**REQUIRED WORK**
Your reply should be the complete data, reproduced exactly.

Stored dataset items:

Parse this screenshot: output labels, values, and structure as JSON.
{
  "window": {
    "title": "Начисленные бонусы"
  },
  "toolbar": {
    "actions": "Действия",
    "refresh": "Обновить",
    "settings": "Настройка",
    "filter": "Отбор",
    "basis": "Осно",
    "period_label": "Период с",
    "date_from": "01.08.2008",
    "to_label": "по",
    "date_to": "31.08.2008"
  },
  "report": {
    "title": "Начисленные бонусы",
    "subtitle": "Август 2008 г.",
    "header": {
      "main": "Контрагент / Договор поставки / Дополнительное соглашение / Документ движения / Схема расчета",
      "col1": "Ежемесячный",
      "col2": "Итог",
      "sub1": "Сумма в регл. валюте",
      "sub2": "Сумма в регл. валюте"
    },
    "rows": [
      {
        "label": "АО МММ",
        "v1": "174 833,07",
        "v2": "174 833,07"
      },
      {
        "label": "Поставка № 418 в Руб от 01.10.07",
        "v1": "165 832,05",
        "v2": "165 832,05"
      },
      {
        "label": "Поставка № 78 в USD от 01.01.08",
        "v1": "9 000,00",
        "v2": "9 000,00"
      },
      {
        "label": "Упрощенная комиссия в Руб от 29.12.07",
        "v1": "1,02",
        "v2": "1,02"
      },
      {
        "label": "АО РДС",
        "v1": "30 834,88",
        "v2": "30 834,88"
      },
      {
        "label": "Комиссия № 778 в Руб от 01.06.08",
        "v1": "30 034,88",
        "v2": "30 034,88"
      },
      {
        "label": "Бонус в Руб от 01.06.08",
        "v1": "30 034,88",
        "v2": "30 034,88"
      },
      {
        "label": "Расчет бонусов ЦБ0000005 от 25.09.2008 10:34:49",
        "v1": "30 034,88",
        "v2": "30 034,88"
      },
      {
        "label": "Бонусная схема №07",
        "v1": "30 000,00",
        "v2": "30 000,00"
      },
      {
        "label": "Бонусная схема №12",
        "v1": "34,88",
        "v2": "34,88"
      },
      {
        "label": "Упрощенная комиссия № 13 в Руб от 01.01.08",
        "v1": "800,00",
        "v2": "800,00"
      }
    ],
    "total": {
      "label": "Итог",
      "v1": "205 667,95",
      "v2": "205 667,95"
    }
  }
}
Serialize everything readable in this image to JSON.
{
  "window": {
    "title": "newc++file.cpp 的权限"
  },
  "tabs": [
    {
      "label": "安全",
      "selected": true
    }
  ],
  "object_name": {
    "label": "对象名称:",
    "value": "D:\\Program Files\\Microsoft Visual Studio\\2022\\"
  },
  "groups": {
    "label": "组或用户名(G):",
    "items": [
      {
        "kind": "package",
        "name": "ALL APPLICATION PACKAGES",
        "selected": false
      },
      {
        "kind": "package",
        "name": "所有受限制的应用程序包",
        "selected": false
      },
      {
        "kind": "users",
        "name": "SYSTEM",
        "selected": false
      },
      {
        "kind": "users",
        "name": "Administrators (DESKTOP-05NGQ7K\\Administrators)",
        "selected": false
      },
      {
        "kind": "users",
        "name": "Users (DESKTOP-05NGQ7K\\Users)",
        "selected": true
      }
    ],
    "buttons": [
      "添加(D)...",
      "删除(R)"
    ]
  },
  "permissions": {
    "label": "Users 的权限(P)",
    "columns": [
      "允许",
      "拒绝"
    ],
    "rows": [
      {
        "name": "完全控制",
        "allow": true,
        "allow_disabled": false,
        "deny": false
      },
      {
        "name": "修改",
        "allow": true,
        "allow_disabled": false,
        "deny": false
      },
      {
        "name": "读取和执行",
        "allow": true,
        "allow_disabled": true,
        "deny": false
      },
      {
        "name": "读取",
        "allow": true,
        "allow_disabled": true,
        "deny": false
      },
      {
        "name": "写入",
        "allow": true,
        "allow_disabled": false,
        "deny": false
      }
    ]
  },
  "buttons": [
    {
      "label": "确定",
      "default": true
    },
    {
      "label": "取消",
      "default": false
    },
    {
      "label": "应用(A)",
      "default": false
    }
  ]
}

**RESULT FOR THIS TASK**
Parse this screenshot: output labels, values, and structure as JSON.
{
  "window": {
    "title": "Начисленные бонусы"
  },
  "toolbar": {
    "actions": "Действия",
    "refresh": "Обновить",
    "settings": "Настройка",
    "filter": "Отбор",
    "basis": "Осно",
    "period_label": "Период с",
    "date_from": "01.08.2008",
    "to_label": "по",
    "date_to": "31.08.2008"
  },
  "report": {
    "title": "Начисленные бонусы",
    "subtitle": "Август 2008 г.",
    "header": {
      "main": "Контрагент / Договор поставки / Дополнительное соглашение / Документ движения / Схема расчета",
      "col1": "Ежемесячный",
      "col2": "Итог",
      "sub1": "Сумма в регл. валюте",
      "sub2": "Сумма в регл. валюте"
    },
    "rows": [
      {
        "label": "АО МММ",
        "v1": "174 833,07",
        "v2": "174 833,07"
      },
      {
        "label": "Поставка № 418 в Руб от 01.10.07",
        "v1": "165 832,05",
        "v2": "165 832,05"
      },
      {
        "label": "Поставка № 78 в USD от 01.01.08",
        "v1": "9 000,00",
        "v2": "9 000,00"
      },
      {
        "label": "Упрощенная комиссия в Руб от 29.12.07",
        "v1": "1,02",
        "v2": "1,02"
      },
      {
        "label": "АО РДС",
        "v1": "30 834,88",
        "v2": "30 834,88"
      },
      {
        "label": "Комиссия № 778 в Руб от 01.06.08",
        "v1": "30 034,88",
        "v2": "30 034,88"
      },
      {
        "label": "Бонус в Руб от 01.06.08",
        "v1": "30 034,88",
        "v2": "30 034,88"
      },
      {
        "label": "Расчет бонусов ЦБ0000005 от 25.09.2008 10:34:49",
        "v1": "30 034,88",
        "v2": "30 034,88"
      },
      {
        "label": "Бонусная схема №07",
        "v1": "30 000,00",
        "v2": "30 000,00"
      },
      {
        "label": "Бонусная схема №12",
        "v1": "34,88",
        "v2": "34,88"
      },
      {
        "label": "Упрощенная комиссия № 13 в Руб от 01.01.08",
        "v1": "800,00",
        "v2": "800,00"
      }
    ],
    "total": {
      "label": "Итог",
      "v1": "205 667,95",
      "v2": "205 667,95"
    }
  }
}
Serialize everything readable in this image to JSON.
{
  "window": {
    "title": "newc++file.cpp 的权限"
  },
  "tabs": [
    {
      "label": "安全",
      "selected": true
    }
  ],
  "object_name": {
    "label": "对象名称:",
    "value": "D:\\Program Files\\Microsoft Visual Studio\\2022\\"
  },
  "groups": {
    "label": "组或用户名(G):",
    "items": [
      {
        "kind": "package",
        "name": "ALL APPLICATION PACKAGES",
        "selected": false
      },
      {
        "kind": "package",
        "name": "所有受限制的应用程序包",
        "selected": false
      },
      {
        "kind": "users",
        "name": "SYSTEM",
        "selected": false
      },
      {
        "kind": "users",
        "name": "Administrators (DESKTOP-05NGQ7K\\Administrators)",
        "selected": false
      },
      {
        "kind": "users",
        "name": "Users (DESKTOP-05NGQ7K\\Users)",
        "selected": true
      }
    ],
    "buttons": [
      "添加(D)...",
      "删除(R)"
    ]
  },
  "permissions": {
    "label": "Users 的权限(P)",
    "columns": [
      "允许",
      "拒绝"
    ],
    "rows": [
      {
        "name": "完全控制",
        "allow": true,
        "allow_disabled": false,
        "deny": false
      },
      {
        "name": "修改",
        "allow": true,
        "allow_disabled": false,
        "deny": false
      },
      {
        "name": "读取和执行",
        "allow": true,
        "allow_disabled": true,
        "deny": false
      },
      {
        "name": "读取",
        "allow": true,
        "allow_disabled": true,
        "deny": false
      },
      {
        "name": "写入",
        "allow": true,
        "allow_disabled": false,
        "deny": false
      }
    ]
  },
  "buttons": [
    {
      "label": "确定",
      "default": true
    },
    {
      "label": "取消",
      "default": false
    },
    {
      "label": "应用(A)",
      "default": false
    }
  ]
}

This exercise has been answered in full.